Over the past few years, I've run into Joey many times - at fights, at the VBA, at the gym. Last year Dawejko took home the "Everett Brothers Award" at the annual Briscoe Awards Event.

As an amateur boxer, Dawejko made his mark and did just about all he could to validate McGinley's prediction. At 16, Joey became the youngest ever Junior World Champion. He won numerous other titles as well.

He made his professional debut last October, winning a six-round decision over Royphy Solieau at the Coushatta Casino Resort in Louisiana. Dawejko wanted his first bout to be a six-rounder to shadow the great amateur stand-outs like Sugar Ray Leonard who started that way.

Solieau proved to be a tough first foe. He climbed off the floor in round two and hung in for the full six rounds. But Dawejko came home with his first win, a unanimous decision.

Obviously it is just too early to know if Dawejko will become a professional champ. But his quest continues Friday night at the Blue Horizon. It was at the legendary venue that Joey witnessed his first boxing match, and decided that he wanted to give the sport a try.

He returns Friday night for his second fight - a four round preliminary on a card that is shaping up to be pretty good. Many more experienced fighters will appear on the show - USBA champ Derek Ennis, featherweight Eric Hunter, upcoming Ronald Cruz against wily old Martinus Clay. But the hopes and dreams of most of the Philly fans on Friday night will be riding on Joey Dawejko when he takes on Damon Clement.

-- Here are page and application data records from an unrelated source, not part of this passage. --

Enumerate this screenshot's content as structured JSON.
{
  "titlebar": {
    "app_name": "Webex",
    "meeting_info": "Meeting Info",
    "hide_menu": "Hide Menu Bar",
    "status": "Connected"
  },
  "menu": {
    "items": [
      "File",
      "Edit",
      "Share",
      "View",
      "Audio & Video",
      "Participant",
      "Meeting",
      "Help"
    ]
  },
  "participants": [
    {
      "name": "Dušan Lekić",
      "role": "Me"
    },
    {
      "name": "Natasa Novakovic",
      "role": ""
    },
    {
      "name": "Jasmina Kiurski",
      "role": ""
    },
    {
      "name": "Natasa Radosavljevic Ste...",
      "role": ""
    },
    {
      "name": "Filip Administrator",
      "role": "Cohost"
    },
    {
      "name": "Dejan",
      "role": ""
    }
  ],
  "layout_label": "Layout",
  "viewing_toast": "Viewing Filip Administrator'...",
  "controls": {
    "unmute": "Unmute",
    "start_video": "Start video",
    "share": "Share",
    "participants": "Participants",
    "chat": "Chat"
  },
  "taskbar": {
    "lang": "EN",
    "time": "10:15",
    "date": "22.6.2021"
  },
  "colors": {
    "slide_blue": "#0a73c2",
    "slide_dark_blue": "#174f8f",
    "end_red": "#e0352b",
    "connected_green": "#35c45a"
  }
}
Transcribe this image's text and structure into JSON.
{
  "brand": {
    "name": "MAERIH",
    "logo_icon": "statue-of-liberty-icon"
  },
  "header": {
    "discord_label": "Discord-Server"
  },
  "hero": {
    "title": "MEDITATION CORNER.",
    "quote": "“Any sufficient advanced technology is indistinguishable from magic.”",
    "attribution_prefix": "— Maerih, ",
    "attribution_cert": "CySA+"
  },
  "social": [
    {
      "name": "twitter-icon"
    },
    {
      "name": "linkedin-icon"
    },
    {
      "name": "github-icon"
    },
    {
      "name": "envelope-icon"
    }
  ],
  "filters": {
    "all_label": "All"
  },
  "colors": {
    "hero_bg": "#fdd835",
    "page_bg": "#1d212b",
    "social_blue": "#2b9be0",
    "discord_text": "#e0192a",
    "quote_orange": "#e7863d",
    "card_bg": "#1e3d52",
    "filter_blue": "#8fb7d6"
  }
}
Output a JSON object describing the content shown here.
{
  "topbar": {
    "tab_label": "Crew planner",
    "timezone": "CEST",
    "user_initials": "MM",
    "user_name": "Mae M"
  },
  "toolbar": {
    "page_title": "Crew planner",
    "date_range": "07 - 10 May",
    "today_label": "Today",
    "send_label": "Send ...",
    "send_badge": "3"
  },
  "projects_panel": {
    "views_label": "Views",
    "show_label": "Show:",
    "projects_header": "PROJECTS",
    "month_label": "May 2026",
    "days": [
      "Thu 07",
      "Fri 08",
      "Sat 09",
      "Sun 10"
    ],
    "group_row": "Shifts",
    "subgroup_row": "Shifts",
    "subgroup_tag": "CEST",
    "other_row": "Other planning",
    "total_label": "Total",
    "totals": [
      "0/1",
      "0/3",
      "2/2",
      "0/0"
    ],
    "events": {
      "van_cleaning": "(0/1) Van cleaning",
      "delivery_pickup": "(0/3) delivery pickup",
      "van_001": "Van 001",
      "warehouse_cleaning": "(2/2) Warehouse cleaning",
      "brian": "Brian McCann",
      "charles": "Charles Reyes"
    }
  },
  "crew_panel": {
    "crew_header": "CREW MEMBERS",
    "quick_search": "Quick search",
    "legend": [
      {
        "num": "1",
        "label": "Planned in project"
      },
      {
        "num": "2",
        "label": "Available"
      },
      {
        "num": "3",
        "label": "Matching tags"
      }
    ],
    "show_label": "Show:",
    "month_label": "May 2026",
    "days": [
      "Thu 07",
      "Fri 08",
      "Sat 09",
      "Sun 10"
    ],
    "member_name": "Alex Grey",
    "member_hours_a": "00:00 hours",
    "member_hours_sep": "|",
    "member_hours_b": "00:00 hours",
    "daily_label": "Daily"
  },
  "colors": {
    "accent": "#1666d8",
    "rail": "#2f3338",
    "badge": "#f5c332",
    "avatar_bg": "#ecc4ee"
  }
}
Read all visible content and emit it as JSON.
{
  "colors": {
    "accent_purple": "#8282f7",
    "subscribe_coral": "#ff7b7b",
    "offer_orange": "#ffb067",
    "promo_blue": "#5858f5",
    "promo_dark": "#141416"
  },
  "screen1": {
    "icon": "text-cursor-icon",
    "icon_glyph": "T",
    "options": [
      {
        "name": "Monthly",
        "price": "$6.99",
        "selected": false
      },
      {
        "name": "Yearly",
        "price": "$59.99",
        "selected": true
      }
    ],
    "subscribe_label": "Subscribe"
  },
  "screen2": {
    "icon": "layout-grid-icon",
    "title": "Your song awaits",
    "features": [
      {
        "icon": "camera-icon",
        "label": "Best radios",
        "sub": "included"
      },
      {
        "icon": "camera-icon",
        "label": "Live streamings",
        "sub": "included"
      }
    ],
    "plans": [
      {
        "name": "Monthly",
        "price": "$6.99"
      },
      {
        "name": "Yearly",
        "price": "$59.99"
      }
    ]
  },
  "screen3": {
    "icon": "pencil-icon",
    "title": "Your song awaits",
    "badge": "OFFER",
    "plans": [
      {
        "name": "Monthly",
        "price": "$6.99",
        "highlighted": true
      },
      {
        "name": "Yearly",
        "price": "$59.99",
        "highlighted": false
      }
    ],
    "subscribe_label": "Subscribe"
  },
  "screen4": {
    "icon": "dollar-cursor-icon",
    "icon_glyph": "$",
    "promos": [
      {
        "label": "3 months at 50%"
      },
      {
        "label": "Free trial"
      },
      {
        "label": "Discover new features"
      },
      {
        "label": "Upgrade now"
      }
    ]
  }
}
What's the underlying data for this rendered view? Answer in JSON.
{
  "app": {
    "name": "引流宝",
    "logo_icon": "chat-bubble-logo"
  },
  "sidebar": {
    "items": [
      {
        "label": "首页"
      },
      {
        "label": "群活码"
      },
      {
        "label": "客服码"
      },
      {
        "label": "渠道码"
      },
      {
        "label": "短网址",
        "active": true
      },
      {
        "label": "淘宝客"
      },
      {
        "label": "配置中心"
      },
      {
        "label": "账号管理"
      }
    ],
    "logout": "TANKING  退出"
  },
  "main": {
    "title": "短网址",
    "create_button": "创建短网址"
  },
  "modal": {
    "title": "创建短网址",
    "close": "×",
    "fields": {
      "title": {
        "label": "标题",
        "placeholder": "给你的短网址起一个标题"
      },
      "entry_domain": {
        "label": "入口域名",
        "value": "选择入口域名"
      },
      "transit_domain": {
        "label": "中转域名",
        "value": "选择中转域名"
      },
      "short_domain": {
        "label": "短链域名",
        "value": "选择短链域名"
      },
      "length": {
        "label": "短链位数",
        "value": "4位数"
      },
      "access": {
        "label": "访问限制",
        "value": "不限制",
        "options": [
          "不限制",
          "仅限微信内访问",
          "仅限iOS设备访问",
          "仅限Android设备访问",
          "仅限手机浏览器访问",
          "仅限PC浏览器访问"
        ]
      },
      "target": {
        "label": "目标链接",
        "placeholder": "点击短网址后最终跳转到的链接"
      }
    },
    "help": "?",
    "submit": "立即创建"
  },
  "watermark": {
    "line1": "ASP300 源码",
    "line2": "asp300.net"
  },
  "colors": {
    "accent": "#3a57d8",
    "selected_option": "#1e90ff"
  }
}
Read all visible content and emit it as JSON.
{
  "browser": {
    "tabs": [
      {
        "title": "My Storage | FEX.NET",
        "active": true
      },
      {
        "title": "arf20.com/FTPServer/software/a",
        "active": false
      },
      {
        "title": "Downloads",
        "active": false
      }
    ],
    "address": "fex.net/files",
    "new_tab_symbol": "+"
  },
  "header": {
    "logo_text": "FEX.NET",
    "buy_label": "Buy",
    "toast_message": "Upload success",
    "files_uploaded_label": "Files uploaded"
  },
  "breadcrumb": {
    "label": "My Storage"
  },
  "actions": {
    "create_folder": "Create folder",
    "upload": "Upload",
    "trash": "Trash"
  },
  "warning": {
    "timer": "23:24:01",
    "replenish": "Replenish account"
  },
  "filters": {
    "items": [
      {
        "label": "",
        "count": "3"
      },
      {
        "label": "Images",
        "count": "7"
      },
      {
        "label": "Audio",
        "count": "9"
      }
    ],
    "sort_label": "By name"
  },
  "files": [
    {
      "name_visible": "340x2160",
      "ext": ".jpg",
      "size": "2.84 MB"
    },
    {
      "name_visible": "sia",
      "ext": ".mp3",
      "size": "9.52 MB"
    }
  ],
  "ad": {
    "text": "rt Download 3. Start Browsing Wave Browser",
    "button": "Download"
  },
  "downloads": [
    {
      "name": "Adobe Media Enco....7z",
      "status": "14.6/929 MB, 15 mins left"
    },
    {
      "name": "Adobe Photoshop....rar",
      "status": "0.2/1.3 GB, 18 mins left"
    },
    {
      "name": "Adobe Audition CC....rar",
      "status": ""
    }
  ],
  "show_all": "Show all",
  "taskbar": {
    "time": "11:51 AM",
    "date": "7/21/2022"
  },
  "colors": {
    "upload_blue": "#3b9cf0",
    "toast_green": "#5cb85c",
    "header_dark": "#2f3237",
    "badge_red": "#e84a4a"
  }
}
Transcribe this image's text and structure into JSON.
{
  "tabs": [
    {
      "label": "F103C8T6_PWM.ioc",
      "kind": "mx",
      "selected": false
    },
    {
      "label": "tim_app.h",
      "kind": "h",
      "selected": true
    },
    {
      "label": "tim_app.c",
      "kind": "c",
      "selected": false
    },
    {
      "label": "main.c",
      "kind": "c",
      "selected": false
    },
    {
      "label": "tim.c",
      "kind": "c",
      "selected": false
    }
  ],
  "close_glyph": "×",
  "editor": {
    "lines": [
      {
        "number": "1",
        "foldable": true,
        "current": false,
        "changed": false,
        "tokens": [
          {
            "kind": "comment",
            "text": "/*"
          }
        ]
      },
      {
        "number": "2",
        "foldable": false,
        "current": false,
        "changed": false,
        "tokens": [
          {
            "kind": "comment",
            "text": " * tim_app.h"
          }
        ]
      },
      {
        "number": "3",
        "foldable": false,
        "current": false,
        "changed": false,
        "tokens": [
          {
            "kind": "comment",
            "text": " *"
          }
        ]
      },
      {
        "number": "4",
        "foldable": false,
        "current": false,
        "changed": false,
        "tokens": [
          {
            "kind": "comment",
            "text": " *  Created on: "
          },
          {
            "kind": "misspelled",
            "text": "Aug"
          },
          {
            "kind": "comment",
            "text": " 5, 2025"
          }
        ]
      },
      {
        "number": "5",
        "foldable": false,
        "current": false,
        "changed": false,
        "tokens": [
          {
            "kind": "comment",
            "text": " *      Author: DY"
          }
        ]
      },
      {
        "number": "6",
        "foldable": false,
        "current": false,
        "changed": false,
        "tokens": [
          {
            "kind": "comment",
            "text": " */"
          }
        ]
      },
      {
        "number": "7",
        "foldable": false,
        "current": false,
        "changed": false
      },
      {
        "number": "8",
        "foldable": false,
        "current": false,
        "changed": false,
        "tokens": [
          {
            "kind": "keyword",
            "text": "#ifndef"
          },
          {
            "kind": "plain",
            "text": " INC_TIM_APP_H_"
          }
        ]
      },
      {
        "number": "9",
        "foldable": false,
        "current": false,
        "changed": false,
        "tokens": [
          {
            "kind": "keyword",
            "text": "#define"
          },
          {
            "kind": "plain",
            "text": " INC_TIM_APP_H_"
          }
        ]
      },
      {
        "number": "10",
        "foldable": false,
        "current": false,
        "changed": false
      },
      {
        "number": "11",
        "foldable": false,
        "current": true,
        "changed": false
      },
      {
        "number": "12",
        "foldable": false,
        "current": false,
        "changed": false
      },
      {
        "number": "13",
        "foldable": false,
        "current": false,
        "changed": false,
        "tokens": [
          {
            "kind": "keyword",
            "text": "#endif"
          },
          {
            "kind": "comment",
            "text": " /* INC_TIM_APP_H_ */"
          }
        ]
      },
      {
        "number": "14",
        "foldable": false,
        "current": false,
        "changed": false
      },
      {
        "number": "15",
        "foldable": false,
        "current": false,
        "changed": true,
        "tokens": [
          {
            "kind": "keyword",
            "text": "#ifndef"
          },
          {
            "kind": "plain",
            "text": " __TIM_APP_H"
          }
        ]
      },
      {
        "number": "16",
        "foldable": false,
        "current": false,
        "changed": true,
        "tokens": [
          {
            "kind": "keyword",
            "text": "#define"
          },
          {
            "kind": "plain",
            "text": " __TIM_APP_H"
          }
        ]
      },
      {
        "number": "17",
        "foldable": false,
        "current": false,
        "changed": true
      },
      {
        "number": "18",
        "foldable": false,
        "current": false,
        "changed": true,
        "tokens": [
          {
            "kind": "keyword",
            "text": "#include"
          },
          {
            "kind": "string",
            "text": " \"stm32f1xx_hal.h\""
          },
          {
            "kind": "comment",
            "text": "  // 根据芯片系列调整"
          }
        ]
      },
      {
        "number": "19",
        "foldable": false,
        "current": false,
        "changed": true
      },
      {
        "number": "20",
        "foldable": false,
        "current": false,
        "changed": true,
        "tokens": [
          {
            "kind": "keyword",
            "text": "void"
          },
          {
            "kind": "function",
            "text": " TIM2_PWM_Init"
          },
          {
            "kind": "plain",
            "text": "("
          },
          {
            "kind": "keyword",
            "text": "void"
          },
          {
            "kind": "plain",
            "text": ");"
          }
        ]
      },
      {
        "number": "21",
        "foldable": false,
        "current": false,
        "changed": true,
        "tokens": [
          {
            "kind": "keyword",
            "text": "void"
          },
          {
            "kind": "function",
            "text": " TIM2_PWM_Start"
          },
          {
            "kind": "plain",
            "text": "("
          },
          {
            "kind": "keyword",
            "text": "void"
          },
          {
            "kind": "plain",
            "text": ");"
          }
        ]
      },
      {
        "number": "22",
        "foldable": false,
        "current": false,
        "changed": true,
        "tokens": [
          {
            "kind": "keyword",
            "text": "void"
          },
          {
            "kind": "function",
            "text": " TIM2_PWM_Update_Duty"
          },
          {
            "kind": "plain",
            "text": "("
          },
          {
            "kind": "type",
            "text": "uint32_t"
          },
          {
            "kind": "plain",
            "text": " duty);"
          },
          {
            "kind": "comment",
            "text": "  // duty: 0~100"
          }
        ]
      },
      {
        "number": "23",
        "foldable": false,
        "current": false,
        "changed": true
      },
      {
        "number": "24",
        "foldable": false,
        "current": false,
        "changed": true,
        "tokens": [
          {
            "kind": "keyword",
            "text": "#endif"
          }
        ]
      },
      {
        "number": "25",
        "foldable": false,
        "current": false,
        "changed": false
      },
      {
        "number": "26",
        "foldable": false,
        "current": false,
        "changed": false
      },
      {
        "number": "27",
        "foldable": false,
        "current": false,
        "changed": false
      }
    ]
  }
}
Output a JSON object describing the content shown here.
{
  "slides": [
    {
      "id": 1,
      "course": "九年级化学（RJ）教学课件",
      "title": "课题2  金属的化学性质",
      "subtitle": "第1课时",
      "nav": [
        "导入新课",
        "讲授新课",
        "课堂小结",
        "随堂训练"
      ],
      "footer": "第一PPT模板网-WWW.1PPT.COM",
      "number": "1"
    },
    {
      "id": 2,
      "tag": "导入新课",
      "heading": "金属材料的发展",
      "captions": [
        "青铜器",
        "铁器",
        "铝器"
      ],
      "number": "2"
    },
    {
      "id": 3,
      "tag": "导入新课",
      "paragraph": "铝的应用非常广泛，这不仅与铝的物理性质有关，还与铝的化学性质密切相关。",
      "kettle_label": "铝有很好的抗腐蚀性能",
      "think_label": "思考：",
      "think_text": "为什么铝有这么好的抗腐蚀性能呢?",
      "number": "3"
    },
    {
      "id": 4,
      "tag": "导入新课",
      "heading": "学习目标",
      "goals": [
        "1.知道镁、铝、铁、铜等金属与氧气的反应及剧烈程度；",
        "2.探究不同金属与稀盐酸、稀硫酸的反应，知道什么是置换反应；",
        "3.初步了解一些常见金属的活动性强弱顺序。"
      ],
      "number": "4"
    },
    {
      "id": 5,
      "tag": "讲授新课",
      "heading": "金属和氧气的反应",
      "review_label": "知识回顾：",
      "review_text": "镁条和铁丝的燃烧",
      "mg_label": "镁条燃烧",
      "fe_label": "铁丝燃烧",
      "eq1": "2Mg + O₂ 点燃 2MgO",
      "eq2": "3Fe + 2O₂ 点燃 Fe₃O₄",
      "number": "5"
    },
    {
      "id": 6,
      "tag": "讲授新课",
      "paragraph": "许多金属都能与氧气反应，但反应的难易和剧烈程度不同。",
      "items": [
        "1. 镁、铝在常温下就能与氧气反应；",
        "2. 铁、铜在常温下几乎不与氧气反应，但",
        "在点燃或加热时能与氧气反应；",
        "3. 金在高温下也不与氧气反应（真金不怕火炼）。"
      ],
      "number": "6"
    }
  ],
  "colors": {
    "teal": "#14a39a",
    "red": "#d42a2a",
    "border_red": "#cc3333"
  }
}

It is a fight that will only be a footnote on Joey's overall record, if he does indeed go on to big things in the pro ranks. It's not even his pro debut. But Dawejko's hometown debut is a "can't be missed" moment in local boxing lore. We have to be there - just in case he can prove Brian McGinley correct, and one day, become the heavyweight champion of the world.




John DiSanto - News & Notes - February 04, 2010